Apache was failing to write a log entry and the children were dying. It kept respawning them, but all of this churn added a bunch of delays to incoming hits. I traced down fd 119, and sure enough, there's the magic number again:

# ls -la /var/log/httpd/access_log
-rw-r--r-- 1 root root 2147483647 May 26 04:48 /var/log/httpd/access_log

The good news is that only one file had that kind of cruft in it. The interesting thing is that the slow vhost wasn't logging to it. This was traffic arriving to the default vhost on this machine, and there was tons of it coming in from all over the place.

I mentioned this to my friend and he said he was talking to the customer, and that they didn't know what that URL (the one I replaced with XxxxXxx...) was supposed to be. It certainly wasn't part of his site. This got me wondering when this all started, so I backed up in the log files and found this:

x.x.x.x - - [18/May/2006:13:53:19 -0400] "GET /(__same_path__) HTTP/1.1" 404 293 "-" "Microsoft Internet Explorer"

On that day at that time, a bunch of hosts just started hitting that same URL out of the blue. I dug around in this customer's ticket history and found that on May 18th, we added an additional IP address to the server. Looking at the time stamps on the ticket, I could see that it was added between 12:51 PM and 1:00 PM central time, or 1:51 PM and 2:00 PM eastern time, which is what the server was running.

The hits started at 1:53 PM eastern time. That made it a pretty safe bet that all of this was latent traffic which had been trying to hit that IP address all along, and now that it had a real machine behind it, it would start showing up in logs.

I did some more digging with tcpdump on the incoming traffic and found that a certain domain name with "coupon" in it was pointed at that IP address. It was probably left over from some other customer. I suspected it was probably one or more previous customers who had been hosting spyware in that same IP space, and had left thousands or millions of infections, err, sorry, installations out there, all trying to phone home.

We didn't control the DNS for this mispointed domain, so there was no way to deal with that particular problem. My advice was to mark that IP address tainted, give our customer a second one, and apologize for the mess.

Any other route would have been suboptimal. Setting up a vhost to purposely match this traffic and then bitbucket the log info would still mean he was paying for it in terms of CPU time, overall web server load, and, yes, outgoing bandwidth.
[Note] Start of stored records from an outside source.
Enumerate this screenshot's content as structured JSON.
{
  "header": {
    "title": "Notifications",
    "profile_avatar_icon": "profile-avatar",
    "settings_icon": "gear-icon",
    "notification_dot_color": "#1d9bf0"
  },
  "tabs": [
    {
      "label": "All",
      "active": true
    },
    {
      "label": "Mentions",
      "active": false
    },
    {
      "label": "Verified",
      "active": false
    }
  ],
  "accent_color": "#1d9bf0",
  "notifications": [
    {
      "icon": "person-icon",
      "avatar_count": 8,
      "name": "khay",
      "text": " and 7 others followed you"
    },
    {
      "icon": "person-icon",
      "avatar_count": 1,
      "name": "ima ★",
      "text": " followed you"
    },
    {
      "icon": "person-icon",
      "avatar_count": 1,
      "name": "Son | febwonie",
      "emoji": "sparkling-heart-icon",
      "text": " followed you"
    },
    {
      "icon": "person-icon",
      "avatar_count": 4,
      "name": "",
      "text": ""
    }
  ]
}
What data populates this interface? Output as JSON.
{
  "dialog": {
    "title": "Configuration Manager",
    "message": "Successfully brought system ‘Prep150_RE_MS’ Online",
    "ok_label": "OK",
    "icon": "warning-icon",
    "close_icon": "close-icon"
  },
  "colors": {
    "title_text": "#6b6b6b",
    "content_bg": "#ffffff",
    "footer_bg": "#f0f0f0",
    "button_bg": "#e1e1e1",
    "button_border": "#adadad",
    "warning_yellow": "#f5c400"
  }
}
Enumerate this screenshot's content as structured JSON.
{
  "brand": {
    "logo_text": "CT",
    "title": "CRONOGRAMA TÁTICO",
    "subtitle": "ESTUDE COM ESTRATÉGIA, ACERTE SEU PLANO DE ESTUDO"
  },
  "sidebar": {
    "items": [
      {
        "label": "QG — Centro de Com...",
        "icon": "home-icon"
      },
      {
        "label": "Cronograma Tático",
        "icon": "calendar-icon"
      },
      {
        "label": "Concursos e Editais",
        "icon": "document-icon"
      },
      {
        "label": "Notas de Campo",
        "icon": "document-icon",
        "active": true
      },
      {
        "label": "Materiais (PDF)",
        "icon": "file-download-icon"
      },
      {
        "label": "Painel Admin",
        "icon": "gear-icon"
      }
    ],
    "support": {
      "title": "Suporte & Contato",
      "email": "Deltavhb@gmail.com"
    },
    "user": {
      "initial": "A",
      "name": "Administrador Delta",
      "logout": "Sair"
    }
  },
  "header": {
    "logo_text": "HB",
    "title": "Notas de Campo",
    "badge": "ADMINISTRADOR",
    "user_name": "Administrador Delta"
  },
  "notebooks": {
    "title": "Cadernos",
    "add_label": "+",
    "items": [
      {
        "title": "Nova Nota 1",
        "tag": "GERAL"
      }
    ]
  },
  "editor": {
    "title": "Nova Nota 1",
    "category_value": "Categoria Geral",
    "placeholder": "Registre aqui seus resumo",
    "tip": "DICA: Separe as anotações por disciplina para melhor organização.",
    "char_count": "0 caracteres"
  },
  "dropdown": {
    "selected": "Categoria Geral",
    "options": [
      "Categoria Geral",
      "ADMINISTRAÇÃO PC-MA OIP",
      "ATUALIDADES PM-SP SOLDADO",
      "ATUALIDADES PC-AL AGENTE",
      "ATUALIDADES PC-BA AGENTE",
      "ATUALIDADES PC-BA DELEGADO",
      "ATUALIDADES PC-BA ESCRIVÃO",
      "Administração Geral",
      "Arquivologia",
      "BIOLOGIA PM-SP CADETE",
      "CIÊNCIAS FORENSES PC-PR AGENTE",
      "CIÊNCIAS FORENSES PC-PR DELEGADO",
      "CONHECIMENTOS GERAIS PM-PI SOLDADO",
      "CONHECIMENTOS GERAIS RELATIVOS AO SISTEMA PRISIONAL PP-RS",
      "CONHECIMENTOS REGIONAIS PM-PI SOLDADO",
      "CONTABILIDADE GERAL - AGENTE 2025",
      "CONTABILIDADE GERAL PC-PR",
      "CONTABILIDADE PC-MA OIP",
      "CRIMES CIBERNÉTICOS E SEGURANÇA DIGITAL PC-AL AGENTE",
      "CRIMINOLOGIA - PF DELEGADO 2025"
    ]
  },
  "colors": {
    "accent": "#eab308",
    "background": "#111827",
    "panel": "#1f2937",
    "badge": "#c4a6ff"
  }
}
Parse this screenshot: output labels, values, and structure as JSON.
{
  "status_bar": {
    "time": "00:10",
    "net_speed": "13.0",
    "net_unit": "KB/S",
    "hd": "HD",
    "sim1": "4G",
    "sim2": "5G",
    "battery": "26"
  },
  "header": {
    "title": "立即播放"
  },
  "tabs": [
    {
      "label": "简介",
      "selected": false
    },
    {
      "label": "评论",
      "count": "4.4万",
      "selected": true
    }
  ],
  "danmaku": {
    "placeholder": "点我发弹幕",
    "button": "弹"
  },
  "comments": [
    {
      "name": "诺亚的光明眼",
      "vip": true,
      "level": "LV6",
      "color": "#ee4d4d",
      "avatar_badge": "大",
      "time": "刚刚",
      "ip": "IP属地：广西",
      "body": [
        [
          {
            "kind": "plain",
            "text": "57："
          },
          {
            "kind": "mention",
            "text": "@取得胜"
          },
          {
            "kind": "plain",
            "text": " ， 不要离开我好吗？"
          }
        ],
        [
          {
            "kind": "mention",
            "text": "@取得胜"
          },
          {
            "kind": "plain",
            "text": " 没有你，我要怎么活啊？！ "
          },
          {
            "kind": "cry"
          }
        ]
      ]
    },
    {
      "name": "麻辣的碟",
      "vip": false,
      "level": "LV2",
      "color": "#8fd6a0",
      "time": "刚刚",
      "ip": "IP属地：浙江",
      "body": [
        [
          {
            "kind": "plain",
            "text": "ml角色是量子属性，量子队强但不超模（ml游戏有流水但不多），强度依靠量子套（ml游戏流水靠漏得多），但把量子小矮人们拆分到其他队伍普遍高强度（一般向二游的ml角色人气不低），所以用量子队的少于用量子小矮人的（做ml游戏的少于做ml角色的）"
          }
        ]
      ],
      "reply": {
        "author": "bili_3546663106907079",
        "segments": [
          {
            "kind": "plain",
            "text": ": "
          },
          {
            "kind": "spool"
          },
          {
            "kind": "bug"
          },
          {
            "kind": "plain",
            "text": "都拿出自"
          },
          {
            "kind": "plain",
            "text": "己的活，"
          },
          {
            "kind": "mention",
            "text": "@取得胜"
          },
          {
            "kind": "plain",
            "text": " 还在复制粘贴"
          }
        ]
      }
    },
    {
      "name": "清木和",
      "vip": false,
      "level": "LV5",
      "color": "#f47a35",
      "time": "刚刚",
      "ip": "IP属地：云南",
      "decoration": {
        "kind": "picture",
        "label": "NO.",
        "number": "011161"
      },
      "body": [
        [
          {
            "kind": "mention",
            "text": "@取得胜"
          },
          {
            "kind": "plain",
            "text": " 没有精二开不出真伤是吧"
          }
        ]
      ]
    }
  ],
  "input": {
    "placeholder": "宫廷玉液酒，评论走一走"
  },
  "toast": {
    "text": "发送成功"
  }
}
That was a technical answer, but we could do better than that.

A lot of being effective in that line of work is recognizing patterns. Many "new problems" are just variants of other well-known issues.